    You are right about the "DAC" and "DAC_Voice" folders. DAC drums usually fit within the Z80's 8 KB of RAM. DAC voices and sound effects are a bit larger and read directly from the ROM.


    Thanks for reporting that! I checked what goes wrong and it turns out I made a mistake when porting the volume clipping code from S3K's sound driver. (Volume clipping is unique to S3K only, that's why I didn't notice it when listening to all the other SMPS stuff.)
    It will be fixed in the next release. (It's fixed by this Git commit.)

    (Sorry for the late response, but I wanted to check the issue before replying and kept forgetting to do so.)


    About SMPS ASM - you turn them back into binary files using an assembler.

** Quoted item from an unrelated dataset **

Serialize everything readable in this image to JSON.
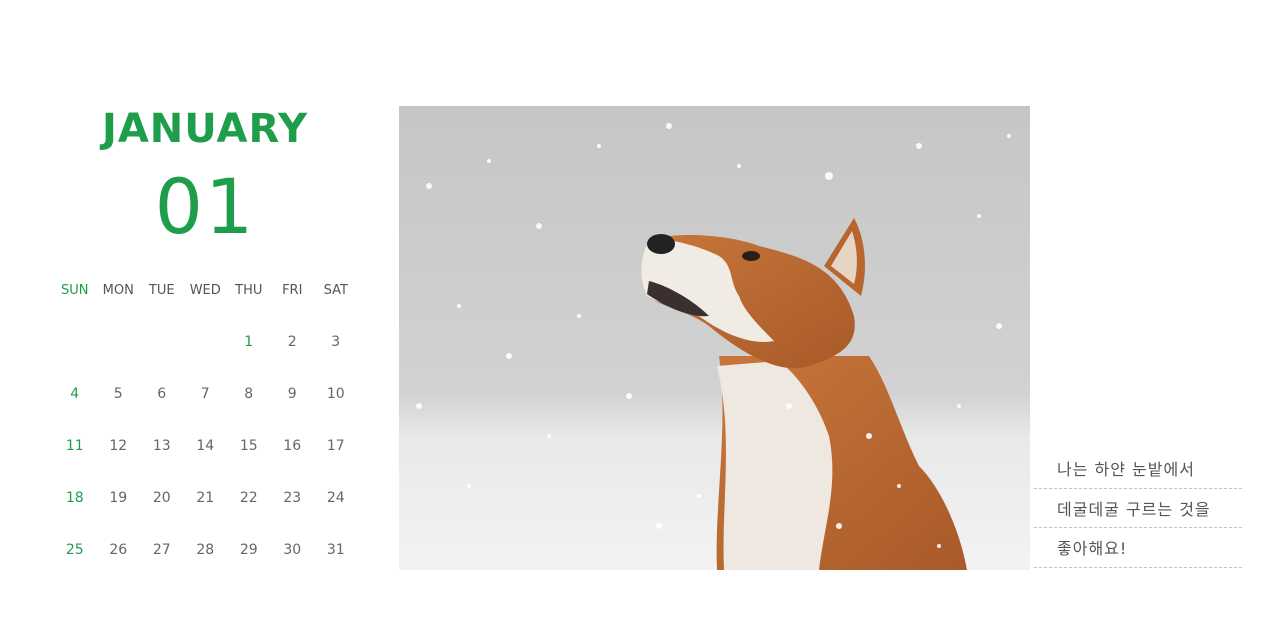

Basically you take the AS assembler from the S2/S3K disassembly and make it assemble a minimal Main.asm file that just includes some macros, the smps2asm include file and the ASM'ed SMPS file itself. It's been a while since I did this though.

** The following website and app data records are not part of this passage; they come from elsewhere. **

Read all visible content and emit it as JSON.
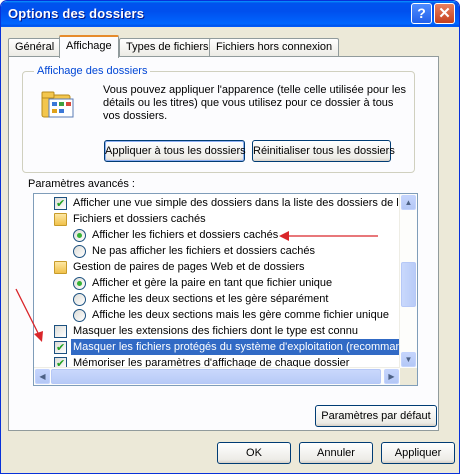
{
  "window": {
    "title": "Options des dossiers",
    "help_glyph": "?",
    "close_glyph": "✕"
  },
  "tabs": [
    {
      "label": "Général"
    },
    {
      "label": "Affichage"
    },
    {
      "label": "Types de fichiers"
    },
    {
      "label": "Fichiers hors connexion"
    }
  ],
  "group": {
    "label": "Affichage des dossiers",
    "description": "Vous pouvez appliquer l'apparence (telle celle utilisée pour les détails ou les titres) que vous utilisez pour ce dossier à tous vos dossiers.",
    "apply_all_label": "Appliquer à tous les dossiers",
    "reset_all_label": "Réinitialiser tous les dossiers"
  },
  "advanced": {
    "label": "Paramètres avancés :",
    "items": [
      {
        "type": "checkbox",
        "checked": true,
        "label": "Afficher une vue simple des dossiers dans la liste des dossiers de l'Explora"
      },
      {
        "type": "folder",
        "label": "Fichiers et dossiers cachés"
      },
      {
        "type": "radio",
        "checked": true,
        "label": "Afficher les fichiers et dossiers cachés"
      },
      {
        "type": "radio",
        "checked": false,
        "label": "Ne pas afficher les fichiers et dossiers cachés"
      },
      {
        "type": "folder",
        "label": "Gestion de paires de pages Web et de dossiers"
      },
      {
        "type": "radio",
        "checked": true,
        "label": "Afficher et gère la paire en tant que fichier unique"
      },
      {
        "type": "radio",
        "checked": false,
        "label": "Affiche les deux sections et les gère séparément"
      },
      {
        "type": "radio",
        "checked": false,
        "label": "Affiche les deux sections mais les gère comme fichier unique"
      },
      {
        "type": "checkbox",
        "checked": false,
        "label": "Masquer les extensions des fichiers dont le type est connu"
      },
      {
        "type": "checkbox",
        "checked": true,
        "selected": true,
        "label": "Masquer les fichiers protégés du système d'exploitation (recommandé)"
      },
      {
        "type": "checkbox",
        "checked": true,
        "label": "Mémoriser les paramètres d'affichage de chaque dossier"
      }
    ],
    "defaults_label": "Paramètres par défaut"
  },
  "footer": {
    "ok_label": "OK",
    "cancel_label": "Annuler",
    "apply_label": "Appliquer"
  },
  "scroll_glyphs": {
    "up": "▲",
    "down": "▼",
    "left": "◀",
    "right": "▶"
  },
  "colors": {
    "titlebar": "#0058ee",
    "selection": "#316ac5",
    "group_label": "#0046d5",
    "annotation_arrow": "#d9262a"
  }
}
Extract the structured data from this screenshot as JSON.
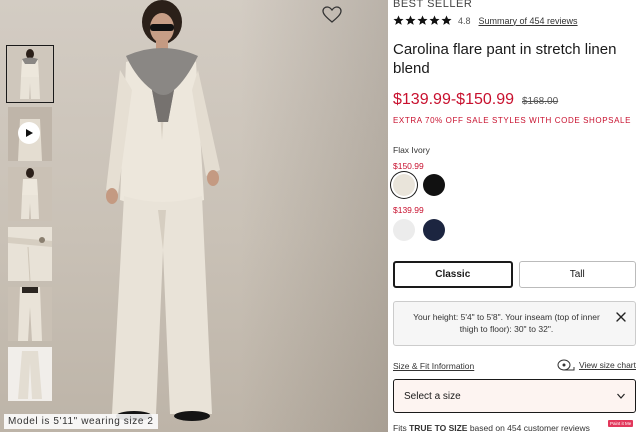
{
  "colors": {
    "sale_red": "#c8102e",
    "swatch_flax_ivory": "#e9e4da",
    "swatch_black": "#111111",
    "swatch_white": "#ececec",
    "swatch_navy": "#1c2540"
  },
  "gallery": {
    "wishlist_icon": "heart-outline-icon",
    "video_thumb_icon": "play-icon",
    "model_caption": "Model is 5'11\" wearing size 2"
  },
  "product": {
    "eyebrow": "BEST SELLER",
    "rating_value": "4.8",
    "rating_stars": 5,
    "reviews_link": "Summary of 454 reviews",
    "title": "Carolina flare pant in stretch linen blend",
    "price_range": "$139.99-$150.99",
    "original_price": "$168.00",
    "promo": "EXTRA 70% OFF SALE STYLES WITH CODE SHOPSALE"
  },
  "color": {
    "selected_name": "Flax Ivory",
    "group1_price": "$150.99",
    "group2_price": "$139.99"
  },
  "fit": {
    "options": [
      "Classic",
      "Tall"
    ],
    "selected": "Classic"
  },
  "height_note": {
    "text": "Your height: 5'4\" to 5'8\". Your inseam (top of inner thigh to floor): 30\" to 32\".",
    "close_icon": "close-icon"
  },
  "size": {
    "info_link": "Size & Fit Information",
    "chart_link": "View size chart",
    "chart_icon": "measuring-tape-icon",
    "select_placeholder": "Select a size",
    "select_icon": "chevron-down-icon"
  },
  "fit_summary": {
    "prefix": "Fits ",
    "bold": "TRUE TO SIZE",
    "suffix": " based on 454 customer reviews"
  },
  "chip": "Paint it Me"
}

    If you want to know what sorts of commands you can use in SMPS, you should check SCHG:Music_Hacking/DAC_Samples,_Coordination_Flags,_Game_Specifics,_and_Real-Time_Music_Editing, section "Coordination flags". The names for all commands are listed in the smps2asm include file.
     
  19. Orangy Tang

    Orangy Tang

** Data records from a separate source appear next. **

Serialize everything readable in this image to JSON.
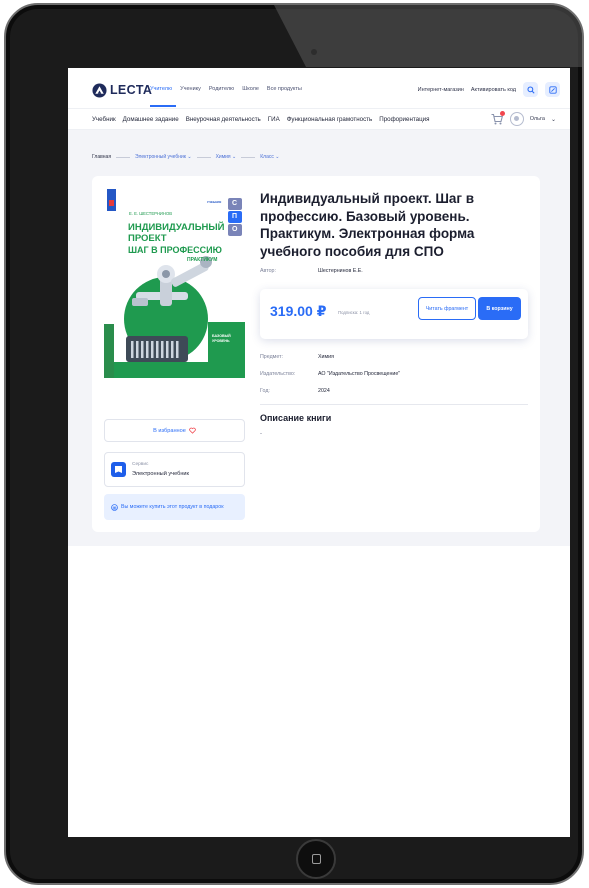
{
  "header": {
    "logo_text": "LECTA",
    "roles": [
      "Учителю",
      "Ученику",
      "Родителю",
      "Школе",
      "Все продукты"
    ],
    "links": [
      "Интернет-магазин",
      "Активировать код"
    ]
  },
  "nav": {
    "items": [
      "Учебник",
      "Домашнее задание",
      "Внеурочная деятельность",
      "ГИА",
      "Функциональная грамотность",
      "Профориентация"
    ],
    "user_name": "Ольга"
  },
  "breadcrumb": [
    "Главная",
    "Электронный учебник ⌄",
    "Химия ⌄",
    "Класс ⌄"
  ],
  "product": {
    "title": "Индивидуальный проект. Шаг в профессию. Базовый уровень. Практикум. Электронная форма учебного пособия для СПО",
    "author_label": "Автор:",
    "author": "Шестернинов Е.Е.",
    "price": "319.00 ₽",
    "subscription": "Подписка: 1 год",
    "read_button": "Читать фрагмент",
    "cart_button": "В корзину",
    "details": [
      {
        "key": "Предмет:",
        "value": "Химия"
      },
      {
        "key": "Издательство:",
        "value": "АО \"Издательство Просвещение\""
      },
      {
        "key": "Год:",
        "value": "2024"
      }
    ],
    "description_title": "Описание книги",
    "description": "-"
  },
  "cover": {
    "author": "Е. Е. ШЕСТЕРНИНОВ",
    "line1": "ИНДИВИДУАЛЬНЫЙ",
    "line2": "ПРОЕКТ",
    "line3": "ШАГ В ПРОФЕССИЮ",
    "line4": "ПРАКТИКУМ",
    "badge": "БАЗОВЫЙ УРОВЕНЬ",
    "series": "УЧЕБНИК",
    "spo_letters": [
      "С",
      "П",
      "О"
    ]
  },
  "sidebar": {
    "favorite": "В избранное",
    "service_caption": "Сервис",
    "service_name": "Электронный учебник",
    "gift": "Вы можете купить этот продукт в подарок"
  },
  "colors": {
    "accent": "#2a6cf6",
    "cover_green": "#1f9a4f",
    "frame": "#1b1b1b"
  }
}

    Member Member
    15
    0
    0
    Yeah, I found that eventually after I confused myself a few times. I've managed to decompile the Gunstar Heroes Z80 rom using the existing ones for reference, so thanks. :)

    Can I ask how you extracted the DAC banks from the z80 rom? Gunstar Heroes has DAC banks 81 to 88 (but missing 85 for some reason). How did you figure out where the boundaries between these are and what their ids are?

    .
     
  20. ValleyBell

    ValleyBell

    Tech Members Tech Member
    236
    0
    0
    researching SMPS sound drivers
    I extracted the DAC samples with SMPSExtract. It scans the complete game ROM for some magic bytes in order to locate the code that reads (or sets up) the DAC tables. (It also decompresses the Z80 driver where possible and scans that as well.)

    The trick there is, that samples which are stored in Z80 RAM have their own sample table (also in Z80 RAM) and begin with ID 81. Missing IDs in the file names indicate invalid samples OR that the ID reuses a previous sample (i.e. same file offset/length). The latter is the case for Gunstar Heroes' DAC 85. Just look at DAC.ini and it will become obvious.
    DAC voices have their own sample table(s) - one in every Z80 ROM bank (32 KB block of the main ROM) that contains DAC voices. The format of the file name for those is "DAC_BankID-SoundID.bin". (SoundID begins with 0 for each bank.)
    Getting the actual internal ID for DAC voices requires you to look at the DAC driver's Z80 code, but they often begin at ID 88.